Doctor of Philosophy in Chemistry

Admission Requirements

The applicant must meet the School of Graduate Studies’ current minimum general admission requirements as published in the graduate catalog.

  1. A baccalaureate degree with a major in chemistry.
  2. Undergraduate credit in mathematics through integral calculus.
  3. One year of physics.
  4. Graduate Record Examination General test for all students. (Chemistry subject test also required for all applicants without a baccalaureate degree in Chemistry).
  5. Students with a bachelor’s degree may be directly admitted into the Ph.D. program.
  6. Satisfy the School of Graduate Studies’ English Language Proficiency requirements as published in the graduate catalog.

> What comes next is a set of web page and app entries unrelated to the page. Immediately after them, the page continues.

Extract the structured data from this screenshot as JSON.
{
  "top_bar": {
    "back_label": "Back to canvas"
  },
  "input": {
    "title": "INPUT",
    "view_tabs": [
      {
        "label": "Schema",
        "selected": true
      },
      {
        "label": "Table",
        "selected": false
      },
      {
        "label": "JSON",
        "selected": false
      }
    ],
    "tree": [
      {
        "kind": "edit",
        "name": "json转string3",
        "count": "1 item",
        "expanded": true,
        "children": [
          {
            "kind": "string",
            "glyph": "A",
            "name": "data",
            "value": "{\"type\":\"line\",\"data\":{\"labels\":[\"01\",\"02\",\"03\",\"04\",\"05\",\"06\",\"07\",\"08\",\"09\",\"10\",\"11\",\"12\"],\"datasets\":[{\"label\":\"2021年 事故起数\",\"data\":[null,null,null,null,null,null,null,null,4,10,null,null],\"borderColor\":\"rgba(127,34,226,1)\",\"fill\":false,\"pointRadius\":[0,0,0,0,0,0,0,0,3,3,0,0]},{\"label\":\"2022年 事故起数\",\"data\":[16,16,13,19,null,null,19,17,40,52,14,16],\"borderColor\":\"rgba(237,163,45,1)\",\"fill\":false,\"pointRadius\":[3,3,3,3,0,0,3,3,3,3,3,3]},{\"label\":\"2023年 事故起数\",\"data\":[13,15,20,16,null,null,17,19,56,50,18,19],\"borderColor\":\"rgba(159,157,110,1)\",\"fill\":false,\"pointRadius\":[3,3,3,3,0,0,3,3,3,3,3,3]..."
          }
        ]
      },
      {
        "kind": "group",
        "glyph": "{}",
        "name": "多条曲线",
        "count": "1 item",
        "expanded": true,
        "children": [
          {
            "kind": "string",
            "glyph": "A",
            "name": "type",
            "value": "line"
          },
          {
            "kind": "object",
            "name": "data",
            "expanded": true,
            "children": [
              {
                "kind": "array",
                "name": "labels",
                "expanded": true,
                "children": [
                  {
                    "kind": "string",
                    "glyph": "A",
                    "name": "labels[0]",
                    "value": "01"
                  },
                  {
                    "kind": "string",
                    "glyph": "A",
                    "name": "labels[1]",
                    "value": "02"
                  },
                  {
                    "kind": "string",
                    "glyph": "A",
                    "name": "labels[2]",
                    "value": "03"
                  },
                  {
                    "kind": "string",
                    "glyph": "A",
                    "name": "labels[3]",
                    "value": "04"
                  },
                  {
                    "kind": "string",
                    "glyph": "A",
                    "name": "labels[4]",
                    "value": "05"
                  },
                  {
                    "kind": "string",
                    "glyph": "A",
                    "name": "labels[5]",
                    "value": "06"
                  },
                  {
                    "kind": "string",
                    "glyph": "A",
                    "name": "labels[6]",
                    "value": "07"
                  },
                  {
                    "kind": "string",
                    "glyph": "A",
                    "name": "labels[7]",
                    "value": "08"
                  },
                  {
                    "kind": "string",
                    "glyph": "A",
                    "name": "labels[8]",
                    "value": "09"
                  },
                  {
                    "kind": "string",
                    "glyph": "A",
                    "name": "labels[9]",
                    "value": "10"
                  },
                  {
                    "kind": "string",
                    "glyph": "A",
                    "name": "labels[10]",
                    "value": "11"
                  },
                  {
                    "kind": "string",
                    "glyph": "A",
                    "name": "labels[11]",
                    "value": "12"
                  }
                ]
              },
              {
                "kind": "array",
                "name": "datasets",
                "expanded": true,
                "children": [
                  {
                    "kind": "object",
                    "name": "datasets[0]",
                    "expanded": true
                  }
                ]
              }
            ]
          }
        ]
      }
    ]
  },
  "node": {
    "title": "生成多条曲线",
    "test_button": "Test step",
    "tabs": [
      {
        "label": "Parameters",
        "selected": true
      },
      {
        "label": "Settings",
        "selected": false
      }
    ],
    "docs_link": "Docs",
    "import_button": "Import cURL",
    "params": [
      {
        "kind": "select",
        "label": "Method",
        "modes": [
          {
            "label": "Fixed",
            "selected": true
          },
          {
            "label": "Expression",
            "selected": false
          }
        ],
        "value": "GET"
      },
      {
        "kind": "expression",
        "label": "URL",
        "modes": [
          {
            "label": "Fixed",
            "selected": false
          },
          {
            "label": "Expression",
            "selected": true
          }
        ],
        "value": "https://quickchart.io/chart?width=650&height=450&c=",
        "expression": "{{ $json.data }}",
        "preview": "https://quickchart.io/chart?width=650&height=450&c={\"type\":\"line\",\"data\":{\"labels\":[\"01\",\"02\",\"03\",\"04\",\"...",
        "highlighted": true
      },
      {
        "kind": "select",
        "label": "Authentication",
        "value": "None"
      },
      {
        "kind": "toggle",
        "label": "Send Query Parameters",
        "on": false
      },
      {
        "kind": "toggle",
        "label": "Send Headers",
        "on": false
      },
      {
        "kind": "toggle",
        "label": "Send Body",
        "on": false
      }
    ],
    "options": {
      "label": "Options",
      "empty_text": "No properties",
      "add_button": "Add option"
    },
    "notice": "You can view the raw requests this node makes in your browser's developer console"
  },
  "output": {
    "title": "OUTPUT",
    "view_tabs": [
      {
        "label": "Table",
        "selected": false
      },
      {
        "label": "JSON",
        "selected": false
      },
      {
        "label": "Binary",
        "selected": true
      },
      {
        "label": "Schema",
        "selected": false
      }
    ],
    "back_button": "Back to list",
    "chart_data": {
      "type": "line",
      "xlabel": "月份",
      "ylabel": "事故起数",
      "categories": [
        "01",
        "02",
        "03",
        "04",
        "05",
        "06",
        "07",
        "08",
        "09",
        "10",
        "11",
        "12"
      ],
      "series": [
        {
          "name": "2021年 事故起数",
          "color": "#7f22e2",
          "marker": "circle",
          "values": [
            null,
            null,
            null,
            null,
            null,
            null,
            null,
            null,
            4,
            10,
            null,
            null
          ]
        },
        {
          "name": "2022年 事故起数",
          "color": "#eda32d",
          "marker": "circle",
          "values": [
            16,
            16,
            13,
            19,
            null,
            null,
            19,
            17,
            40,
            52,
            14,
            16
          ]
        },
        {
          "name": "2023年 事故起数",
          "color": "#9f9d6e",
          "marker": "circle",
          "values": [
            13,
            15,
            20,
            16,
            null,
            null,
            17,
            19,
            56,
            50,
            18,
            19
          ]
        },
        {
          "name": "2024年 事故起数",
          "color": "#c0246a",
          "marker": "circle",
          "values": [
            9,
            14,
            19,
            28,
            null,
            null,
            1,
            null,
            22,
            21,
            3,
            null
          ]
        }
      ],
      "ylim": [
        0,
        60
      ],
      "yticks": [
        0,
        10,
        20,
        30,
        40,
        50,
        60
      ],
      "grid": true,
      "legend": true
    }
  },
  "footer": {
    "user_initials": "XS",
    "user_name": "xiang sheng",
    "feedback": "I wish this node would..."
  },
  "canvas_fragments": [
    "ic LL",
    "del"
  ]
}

Degree Requirements

Students seeking the Doctor of Philosophy degree at the University of North Dakota must satisfy all general requirements set forth by the School of Graduate Studies as well as particular requirements set forth by the Chemistry Department.

The degree of Doctor of Philosophy with a major in chemistry is a research degree and is conferred only in recognition of high achievement in independent scientific research and scholarship.

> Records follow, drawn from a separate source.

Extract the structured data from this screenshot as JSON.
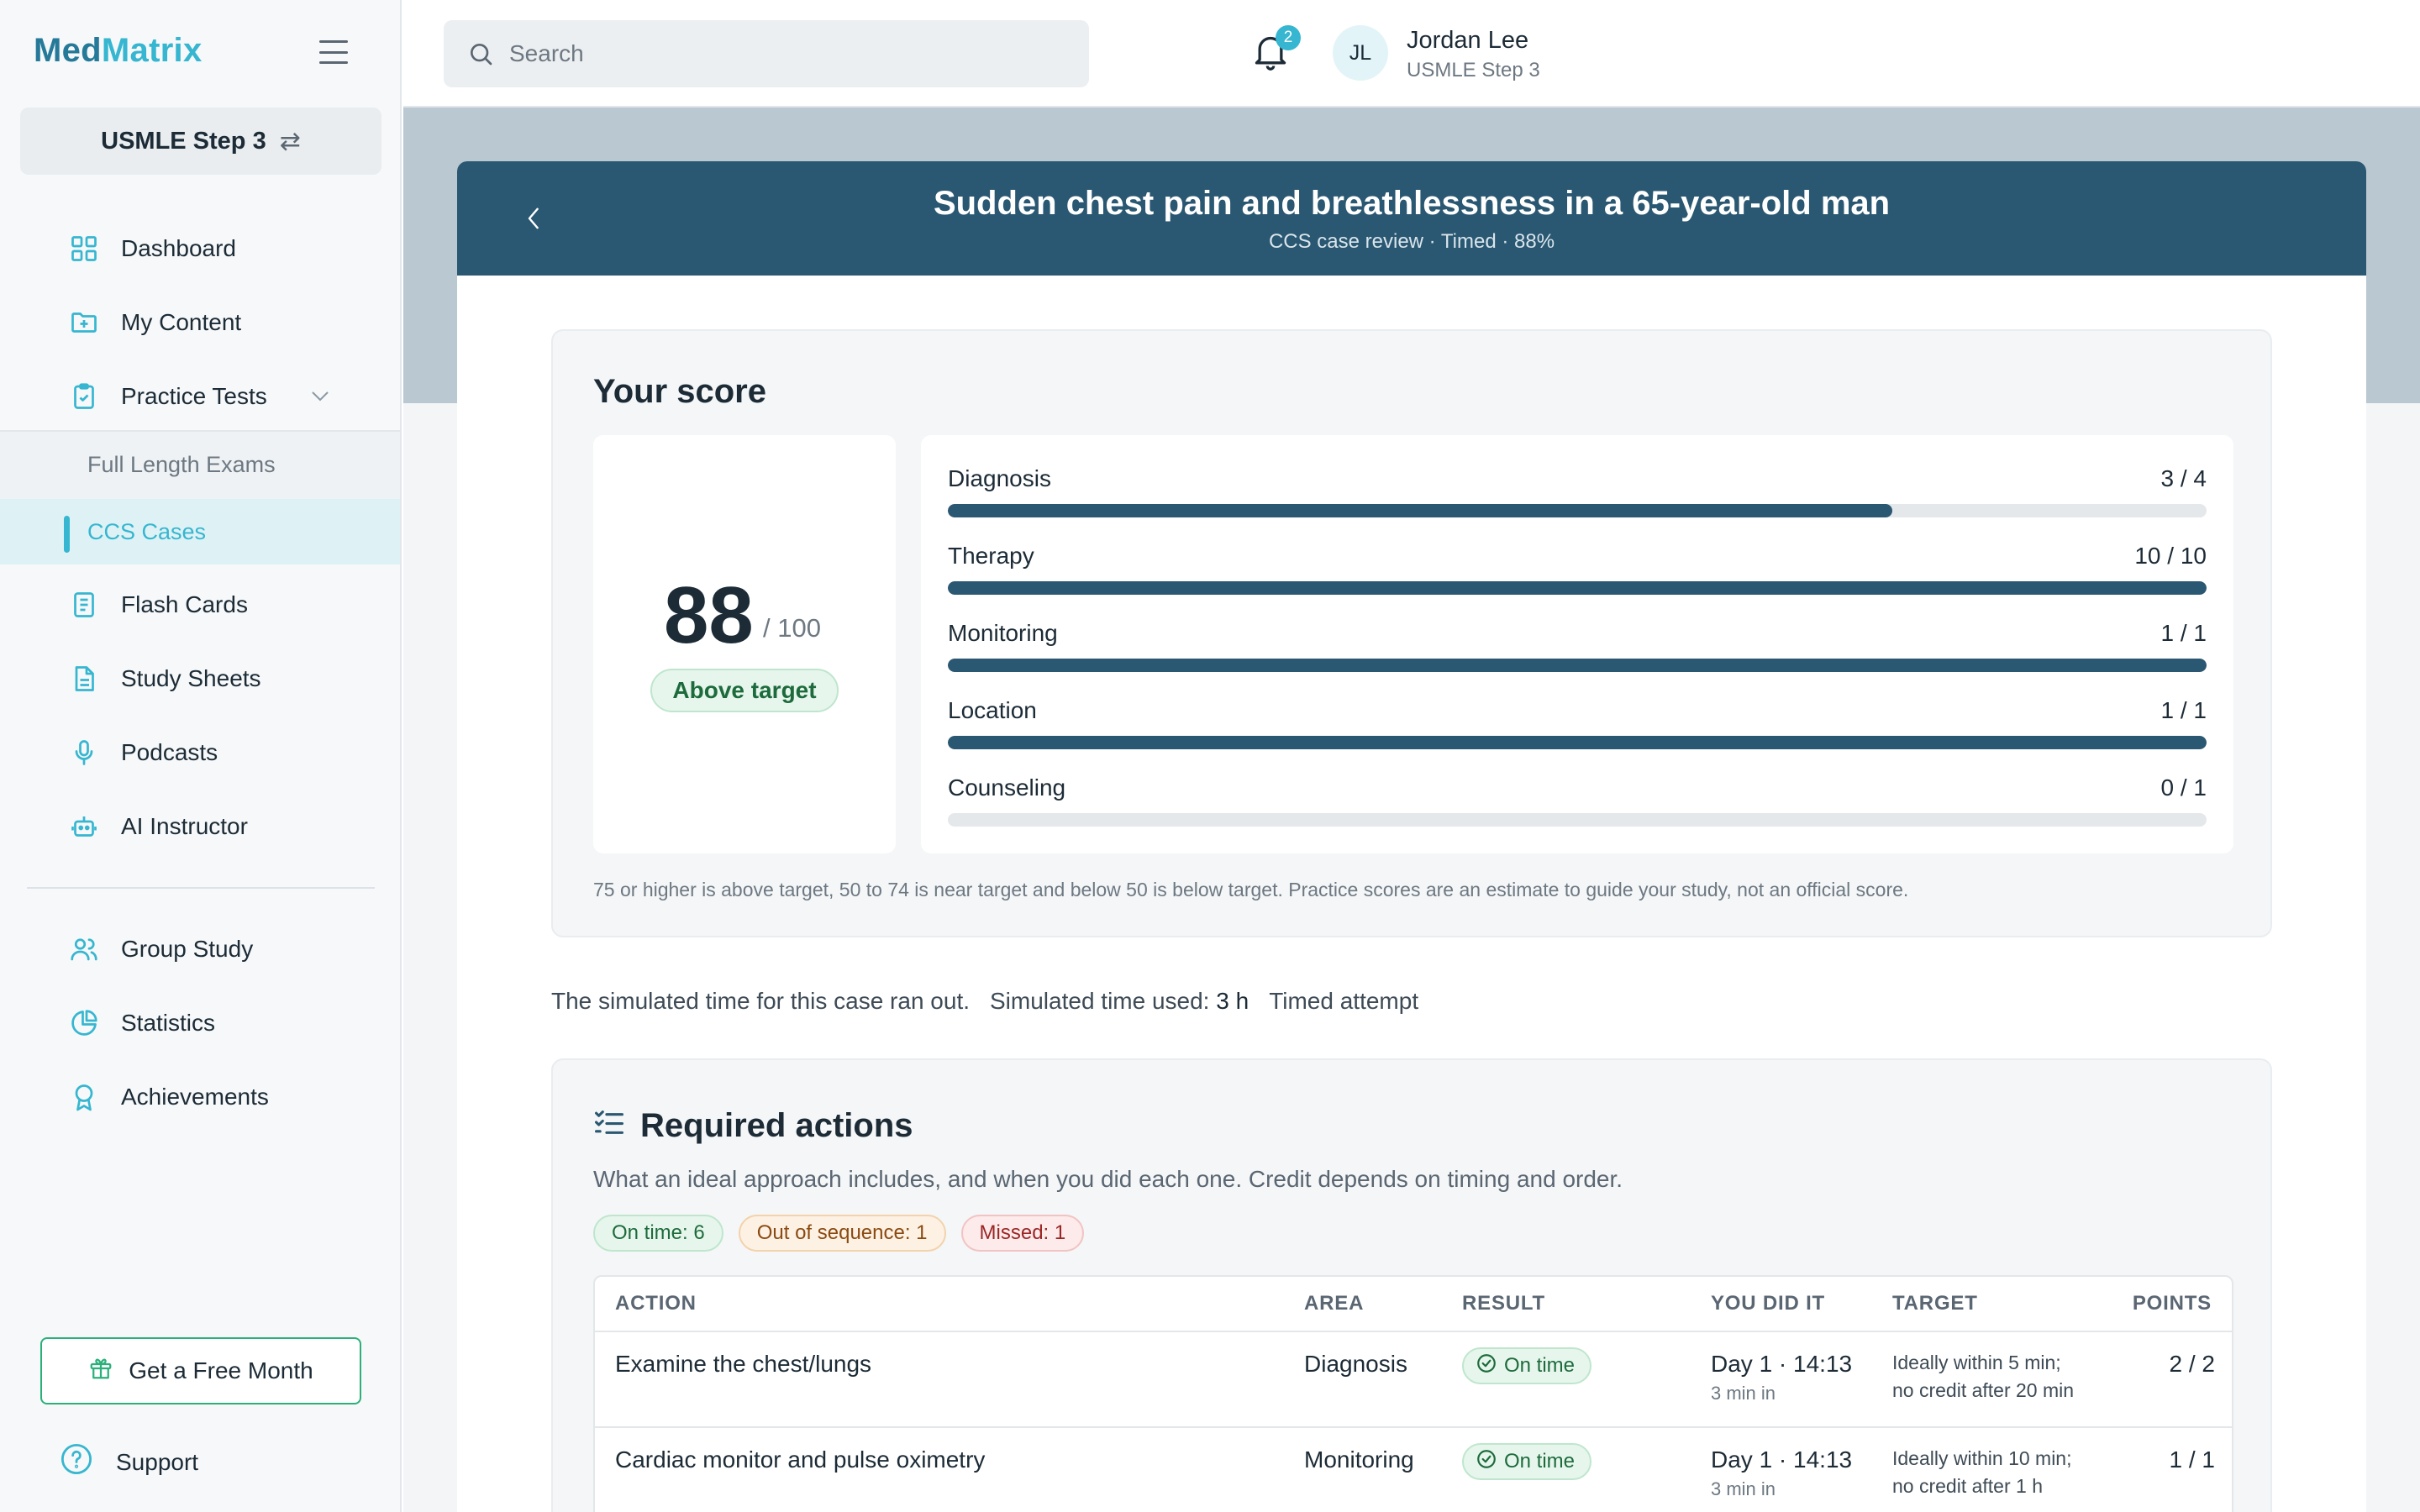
{
  "app": {
    "brand_first": "Med",
    "brand_second": "Matrix",
    "exam_switch": "USMLE Step 3",
    "accent": "#36b6d0",
    "header_color": "#2a5771"
  },
  "sidebar": {
    "items": [
      {
        "label": "Dashboard",
        "icon": "grid-icon"
      },
      {
        "label": "My Content",
        "icon": "folder-plus-icon"
      },
      {
        "label": "Practice Tests",
        "icon": "clipboard-check-icon"
      },
      {
        "label": "Flash Cards",
        "icon": "book-icon"
      },
      {
        "label": "Study Sheets",
        "icon": "document-icon"
      },
      {
        "label": "Podcasts",
        "icon": "microphone-icon"
      },
      {
        "label": "AI Instructor",
        "icon": "robot-icon"
      },
      {
        "label": "Group Study",
        "icon": "users-icon"
      },
      {
        "label": "Statistics",
        "icon": "pie-chart-icon"
      },
      {
        "label": "Achievements",
        "icon": "award-icon"
      }
    ],
    "subitems": [
      {
        "label": "Full Length Exams"
      },
      {
        "label": "CCS Cases",
        "active": true
      }
    ],
    "free_month": "Get a Free Month",
    "support": "Support"
  },
  "topbar": {
    "search_placeholder": "Search",
    "notifications": "2",
    "avatar_initials": "JL",
    "user_name": "Jordan Lee",
    "user_exam": "USMLE Step 3"
  },
  "case": {
    "title": "Sudden chest pain and breathlessness in a 65-year-old man",
    "subtitle": "CCS case review · Timed · 88%"
  },
  "score": {
    "heading": "Your score",
    "value": "88",
    "denominator": "/ 100",
    "status": "Above target",
    "categories": [
      {
        "name": "Diagnosis",
        "score": "3 / 4",
        "fraction": 0.75
      },
      {
        "name": "Therapy",
        "score": "10 / 10",
        "fraction": 1.0
      },
      {
        "name": "Monitoring",
        "score": "1 / 1",
        "fraction": 1.0
      },
      {
        "name": "Location",
        "score": "1 / 1",
        "fraction": 1.0
      },
      {
        "name": "Counseling",
        "score": "0 / 1",
        "fraction": 0.0
      }
    ],
    "note": "75 or higher is above target, 50 to 74 is near target and below 50 is below target. Practice scores are an estimate to guide your study, not an official score."
  },
  "simulation": {
    "message": "The simulated time for this case ran out.",
    "time_label": "Simulated time used:",
    "time_value": "3 h",
    "mode": "Timed attempt"
  },
  "required": {
    "heading": "Required actions",
    "description": "What an ideal approach includes, and when you did each one. Credit depends on timing and order.",
    "chips": {
      "on_time": "On time: 6",
      "out_of_sequence": "Out of sequence: 1",
      "missed": "Missed: 1"
    },
    "columns": {
      "action": "ACTION",
      "area": "AREA",
      "result": "RESULT",
      "you_did_it": "YOU DID IT",
      "target": "TARGET",
      "points": "POINTS"
    },
    "rows": [
      {
        "action": "Examine the chest/lungs",
        "area": "Diagnosis",
        "result": "On time",
        "when": "Day 1 · 14:13",
        "elapsed": "3 min in",
        "target_line1": "Ideally within 5 min;",
        "target_line2": "no credit after 20 min",
        "points": "2 / 2"
      },
      {
        "action": "Cardiac monitor and pulse oximetry",
        "area": "Monitoring",
        "result": "On time",
        "when": "Day 1 · 14:13",
        "elapsed": "3 min in",
        "target_line1": "Ideally within 10 min;",
        "target_line2": "no credit after 1 h",
        "points": "1 / 1"
      }
    ]
  }
}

A candidate for the Ph.D. degree with a major in chemistry must complete a research problem in one of the four fields of chemistry. The scope of the doctoral dissertation will be such as to require the equivalent of at least one full-time academic year of research. Some doctoral research will require a substantially longer time. This research is expected to make a significant contribution to the candidate’s chosen field of chemistry. When the major professor decides that the candidate has satisfactorily completed the research problem, the candidate, in accordance with the regulations of the University, is required to prepare a dissertation covering the research.

  1. Completion of 90 semester credits beyond the baccalaureate degree
  2. Maintenance of at least a 3.0 GPA for all classes completed as a graduate student.
  3. Required Courses:
    1. Two (2) credits of CHEM 509 Graduate Seminar
    2. Nine (9) credits of 500-level courses from one of the three specific major sequences listed below:
    3. Analysis and Applications
      CHEM 541Analytical Spectroscopy3
      CHEM 542Electrochemical Methods3
      CHEM 543Chromatography3
      Synthetic
      CHEM 511Advanced Inorganic Chemistry3
      CHEM 512Organometallic Chemistry3
      CHEM 521Advanced Organic Chemistry II3
      CHEM 522Advanced Organic Chemistry III3
      Theory
      CHEM 475Materials Chemistry3
      CHEM 530Chemical Thermodynamics3
      or PHYS 543 Statistical Physics
      or CHE 509 Advanced Chemical Engineering Thermodynamics
      CHEM 531Chemical Dynamics3
      CHEM 532Quantum Mechanics in Chemistry3
      or PHYS 539 Quantum Mechanics
    4. Three (3) credits of CHEM 997 Independent Study
    5. Scholarly Tools: Up to 9 credits of foundational classes, either from other Departments (subject to approval by the student's advisory committee) or those listed below:
      CHEM 466Fundamentals of Physical and Biophysical Chemistry4
      CHEM 454Inorganic Chemistry II3
      CHEM 333Analytical Chemistry3
      CHEM 361Problem Solving in Organic Chemistry I1
      CHEM 362Problem Solving in Organic Chemistry II1
      CHEM 510Intermediate Inorganic Chemistry3
      CHEM 520Advanced Organic Chemistry I3
    6. Nine (9) credits of elective courses (at least six must be 500-level Chemistry courses; three of these nine must be taken in divisions other than the major). Some of these credits may be replaced by Scholarly Tools as described above if deemed appropriate.
    7. CHEM 599 Research 55-57 credits
    8. CHEM 999 Dissertation 10-12 credits